Because many penstemons are not reliably hardy, a hard winter can result in serious losses. It is therefore advisable to propagate some fresh stock each year in late summer and keep it in frost-free conditions until the following year. Cuttings are the best method when propagating a named cultivar, as these do not come reliably true from seed. However, seed, division and layering can also be used. See the links below for more on these techniques.
This is the best method to produce plants true to the parent. Softwood cuttings can be taken any time during the growing season – those taken early in the year require bottom heat. The more vigorous cultivars, such as Penstemon 'Alice Hindley' and P. 'Schoenholzeri' can be taken early in the year (for planting out in early summer) and usually grow rapidly enough to give a flower display by late summer.
Take softwood cuttings as follows:
- Take non-flowering tip cuttings of about 10-12.5cm (4-5in) long and trim with a sharp knife to just below a leaf node
- Gently remove the bottom two leaves and trim the top and side leaves by up to one-third to reduce leaf surface area and, in turn, moisture loss
- Dip the cut ends in hormone rooting powder and insert in a 50:50 mixture of compost and perlite
- Up to five cuttings can be inserted into a 9cm (3.5in) pot, or modular trays can be used for larger quantities

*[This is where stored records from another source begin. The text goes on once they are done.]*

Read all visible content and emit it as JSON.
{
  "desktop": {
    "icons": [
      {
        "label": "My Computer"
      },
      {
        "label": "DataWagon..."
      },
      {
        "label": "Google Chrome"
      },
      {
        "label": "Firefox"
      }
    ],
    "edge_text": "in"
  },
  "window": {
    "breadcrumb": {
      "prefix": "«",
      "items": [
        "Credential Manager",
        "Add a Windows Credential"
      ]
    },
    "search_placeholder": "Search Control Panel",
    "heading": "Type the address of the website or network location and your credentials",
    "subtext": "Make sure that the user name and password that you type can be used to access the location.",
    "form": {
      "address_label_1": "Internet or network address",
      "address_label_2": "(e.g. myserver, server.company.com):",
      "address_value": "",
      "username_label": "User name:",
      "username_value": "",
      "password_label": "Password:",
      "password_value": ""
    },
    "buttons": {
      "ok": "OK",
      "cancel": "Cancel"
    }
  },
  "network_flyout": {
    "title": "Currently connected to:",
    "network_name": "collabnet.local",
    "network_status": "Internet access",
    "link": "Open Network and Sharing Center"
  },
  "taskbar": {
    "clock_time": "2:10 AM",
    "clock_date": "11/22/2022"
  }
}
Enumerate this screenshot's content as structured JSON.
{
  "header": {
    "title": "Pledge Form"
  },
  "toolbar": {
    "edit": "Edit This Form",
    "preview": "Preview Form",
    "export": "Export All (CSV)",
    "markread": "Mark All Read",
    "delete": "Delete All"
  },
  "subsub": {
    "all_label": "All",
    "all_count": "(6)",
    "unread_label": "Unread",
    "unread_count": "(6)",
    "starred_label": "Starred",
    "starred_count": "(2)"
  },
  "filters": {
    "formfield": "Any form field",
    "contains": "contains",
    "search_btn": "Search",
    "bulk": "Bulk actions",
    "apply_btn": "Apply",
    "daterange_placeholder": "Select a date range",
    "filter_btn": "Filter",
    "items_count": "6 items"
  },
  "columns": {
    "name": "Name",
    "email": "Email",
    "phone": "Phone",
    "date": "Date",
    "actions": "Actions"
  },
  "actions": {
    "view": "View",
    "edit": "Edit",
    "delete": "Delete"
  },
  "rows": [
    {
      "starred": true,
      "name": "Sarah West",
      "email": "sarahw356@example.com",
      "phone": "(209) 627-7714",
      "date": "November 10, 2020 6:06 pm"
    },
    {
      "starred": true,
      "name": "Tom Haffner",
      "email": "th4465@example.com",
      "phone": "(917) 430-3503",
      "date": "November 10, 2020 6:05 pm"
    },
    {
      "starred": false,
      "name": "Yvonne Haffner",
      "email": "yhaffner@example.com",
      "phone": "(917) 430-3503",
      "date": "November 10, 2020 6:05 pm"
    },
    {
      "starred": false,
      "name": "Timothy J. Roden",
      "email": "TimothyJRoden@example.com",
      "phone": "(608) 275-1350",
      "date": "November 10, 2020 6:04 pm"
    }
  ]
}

- After rooting, they can be left undisturbed over winter or individually potted on
Rooted cuttings of penstemons need frost-free conditions during the winter, but can otherwise be grown with little or no warmth and should be kept as cool as practical, with good ventilation whenever possible.
Penstemons are easily propagated from seed sown in early spring in heated conditions and planted out in early summer. However they are unlikely to come true to the parent plant.
Sowing seed indoors